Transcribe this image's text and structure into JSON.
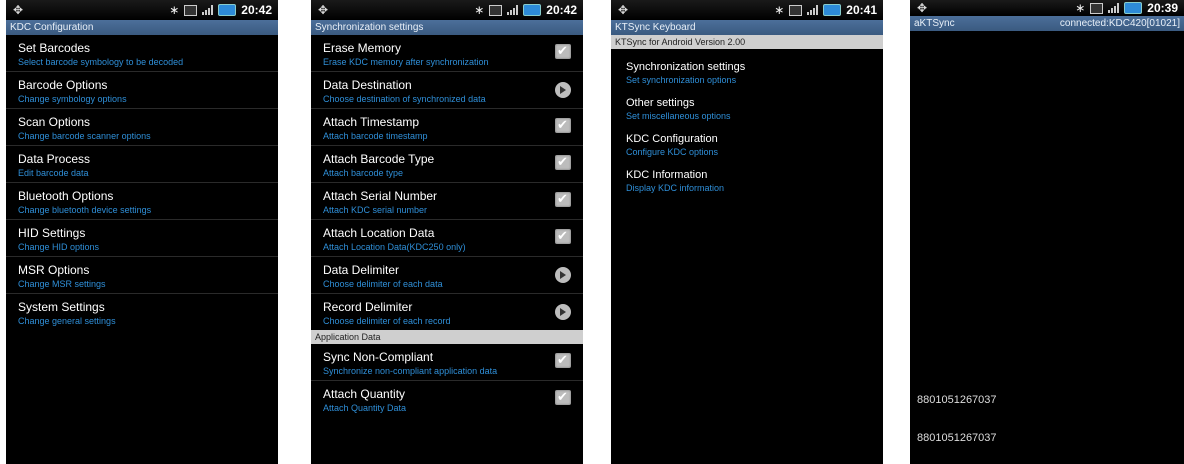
{
  "status": {
    "times": [
      "20:42",
      "20:42",
      "20:41",
      "20:39"
    ]
  },
  "screen1": {
    "title": "KDC Configuration",
    "items": [
      {
        "title": "Set Barcodes",
        "subtitle": "Select barcode symbology to be decoded"
      },
      {
        "title": "Barcode Options",
        "subtitle": "Change symbology options"
      },
      {
        "title": "Scan Options",
        "subtitle": "Change barcode scanner options"
      },
      {
        "title": "Data Process",
        "subtitle": "Edit barcode data"
      },
      {
        "title": "Bluetooth Options",
        "subtitle": "Change bluetooth device settings"
      },
      {
        "title": "HID Settings",
        "subtitle": "Change HID options"
      },
      {
        "title": "MSR Options",
        "subtitle": "Change MSR settings"
      },
      {
        "title": "System Settings",
        "subtitle": "Change general settings"
      }
    ]
  },
  "screen2": {
    "title": "Synchronization settings",
    "items": [
      {
        "title": "Erase Memory",
        "subtitle": "Erase KDC memory after synchronization",
        "control": "checkbox"
      },
      {
        "title": "Data Destination",
        "subtitle": "Choose destination of synchronized data",
        "control": "arrow"
      },
      {
        "title": "Attach Timestamp",
        "subtitle": "Attach barcode timestamp",
        "control": "checkbox"
      },
      {
        "title": "Attach Barcode Type",
        "subtitle": "Attach barcode type",
        "control": "checkbox"
      },
      {
        "title": "Attach Serial Number",
        "subtitle": "Attach KDC serial number",
        "control": "checkbox"
      },
      {
        "title": "Attach Location Data",
        "subtitle": "Attach Location Data(KDC250 only)",
        "control": "checkbox"
      },
      {
        "title": "Data Delimiter",
        "subtitle": "Choose delimiter of each data",
        "control": "arrow"
      },
      {
        "title": "Record Delimiter",
        "subtitle": "Choose delimiter of each record",
        "control": "arrow"
      }
    ],
    "section": "Application Data",
    "app_items": [
      {
        "title": "Sync Non-Compliant",
        "subtitle": "Synchronize non-compliant application data",
        "control": "checkbox"
      },
      {
        "title": "Attach Quantity",
        "subtitle": "Attach Quantity Data",
        "control": "checkbox"
      }
    ]
  },
  "screen3": {
    "title": "KTSync Keyboard",
    "version": "KTSync for Android Version 2.00",
    "items": [
      {
        "title": "Synchronization settings",
        "subtitle": "Set synchronization options"
      },
      {
        "title": "Other settings",
        "subtitle": "Set miscellaneous options"
      },
      {
        "title": "KDC Configuration",
        "subtitle": "Configure KDC options"
      },
      {
        "title": "KDC Information",
        "subtitle": "Display KDC information"
      }
    ]
  },
  "screen4": {
    "title": "aKTSync",
    "connection": "connected:KDC420[01021]",
    "scans": [
      "8801051267037",
      "8801051267037"
    ]
  }
}
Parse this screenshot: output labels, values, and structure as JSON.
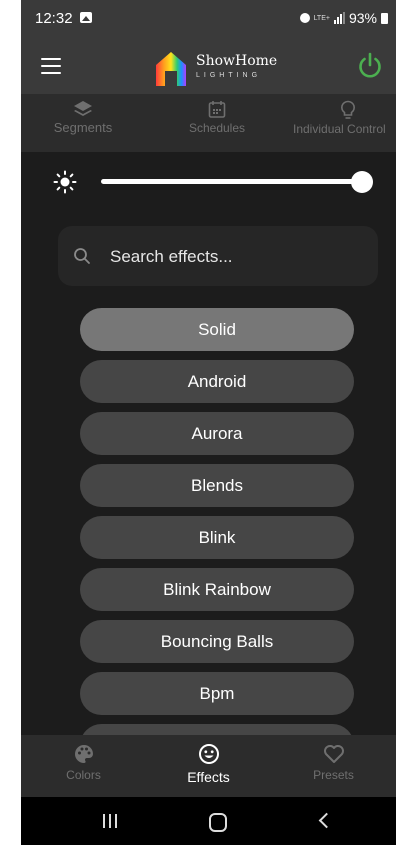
{
  "status_bar": {
    "time": "12:32",
    "network": "LTE+",
    "battery": "93%"
  },
  "header": {
    "brand_name": "ShowHome",
    "brand_sub": "LIGHTING"
  },
  "top_tabs": [
    {
      "label": "Segments",
      "icon": "layers-icon"
    },
    {
      "label": "Schedules",
      "icon": "calendar-icon"
    },
    {
      "label": "Individual Control",
      "icon": "bulb-icon"
    }
  ],
  "brightness": {
    "level": 1.0
  },
  "search": {
    "placeholder": "Search effects..."
  },
  "effects": {
    "selected": "Solid",
    "items": [
      "Solid",
      "Android",
      "Aurora",
      "Blends",
      "Blink",
      "Blink Rainbow",
      "Bouncing Balls",
      "Bpm"
    ]
  },
  "bottom_nav": [
    {
      "label": "Colors",
      "icon": "palette-icon",
      "active": false
    },
    {
      "label": "Effects",
      "icon": "smiley-icon",
      "active": true
    },
    {
      "label": "Presets",
      "icon": "heart-icon",
      "active": false
    }
  ],
  "colors": {
    "background": "#1c1c1c",
    "header": "#3a3a3a",
    "pill": "#464646",
    "pill_selected": "#777777",
    "power": "#4caf50"
  }
}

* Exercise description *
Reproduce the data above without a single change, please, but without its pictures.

* Solution below *
Transcribe this image's text and structure into JSON.
{
  "status": {
    "times": [
      "20:42",
      "20:42",
      "20:41",
      "20:39"
    ]
  },
  "screen1": {
    "title": "KDC Configuration",
    "items": [
      {
        "title": "Set Barcodes",
        "subtitle": "Select barcode symbology to be decoded"
      },
      {
        "title": "Barcode Options",
        "subtitle": "Change symbology options"
      },
      {
        "title": "Scan Options",
        "subtitle": "Change barcode scanner options"
      },
      {
        "title": "Data Process",
        "subtitle": "Edit barcode data"
      },
      {
        "title": "Bluetooth Options",
        "subtitle": "Change bluetooth device settings"
      },
      {
        "title": "HID Settings",
        "subtitle": "Change HID options"
      },
      {
        "title": "MSR Options",
        "subtitle": "Change MSR settings"
      },
      {
        "title": "System Settings",
        "subtitle": "Change general settings"
      }
    ]
  },
  "screen2": {
    "title": "Synchronization settings",
    "items": [
      {
        "title": "Erase Memory",
        "subtitle": "Erase KDC memory after synchronization",
        "control": "checkbox"
      },
      {
        "title": "Data Destination",
        "subtitle": "Choose destination of synchronized data",
        "control": "arrow"
      },
      {
        "title": "Attach Timestamp",
        "subtitle": "Attach barcode timestamp",
        "control": "checkbox"
      },
      {
        "title": "Attach Barcode Type",
        "subtitle": "Attach barcode type",
        "control": "checkbox"
      },
      {
        "title": "Attach Serial Number",
        "subtitle": "Attach KDC serial number",
        "control": "checkbox"
      },
      {
        "title": "Attach Location Data",
        "subtitle": "Attach Location Data(KDC250 only)",
        "control": "checkbox"
      },
      {
        "title": "Data Delimiter",
        "subtitle": "Choose delimiter of each data",
        "control": "arrow"
      },
      {
        "title": "Record Delimiter",
        "subtitle": "Choose delimiter of each record",
        "control": "arrow"
      }
    ],
    "section": "Application Data",
    "app_items": [
      {
        "title": "Sync Non-Compliant",
        "subtitle": "Synchronize non-compliant application data",
        "control": "checkbox"
      },
      {
        "title": "Attach Quantity",
        "subtitle": "Attach Quantity Data",
        "control": "checkbox"
      }
    ]
  },
  "screen3": {
    "title": "KTSync Keyboard",
    "version": "KTSync for Android Version 2.00",
    "items": [
      {
        "title": "Synchronization settings",
        "subtitle": "Set synchronization options"
      },
      {
        "title": "Other settings",
        "subtitle": "Set miscellaneous options"
      },
      {
        "title": "KDC Configuration",
        "subtitle": "Configure KDC options"
      },
      {
        "title": "KDC Information",
        "subtitle": "Display KDC information"
      }
    ]
  },
  "screen4": {
    "title": "aKTSync",
    "connection": "connected:KDC420[01021]",
    "scans": [
      "8801051267037",
      "8801051267037"
    ]
  }
}
Parse this screenshot: output labels, values, and structure as JSON.
{
  "status_bar": {
    "time": "12:32",
    "network": "LTE+",
    "battery": "93%"
  },
  "header": {
    "brand_name": "ShowHome",
    "brand_sub": "LIGHTING"
  },
  "top_tabs": [
    {
      "label": "Segments",
      "icon": "layers-icon"
    },
    {
      "label": "Schedules",
      "icon": "calendar-icon"
    },
    {
      "label": "Individual Control",
      "icon": "bulb-icon"
    }
  ],
  "brightness": {
    "level": 1.0
  },
  "search": {
    "placeholder": "Search effects..."
  },
  "effects": {
    "selected": "Solid",
    "items": [
      "Solid",
      "Android",
      "Aurora",
      "Blends",
      "Blink",
      "Blink Rainbow",
      "Bouncing Balls",
      "Bpm"
    ]
  },
  "bottom_nav": [
    {
      "label": "Colors",
      "icon": "palette-icon",
      "active": false
    },
    {
      "label": "Effects",
      "icon": "smiley-icon",
      "active": true
    },
    {
      "label": "Presets",
      "icon": "heart-icon",
      "active": false
    }
  ],
  "colors": {
    "background": "#1c1c1c",
    "header": "#3a3a3a",
    "pill": "#464646",
    "pill_selected": "#777777",
    "power": "#4caf50"
  }
}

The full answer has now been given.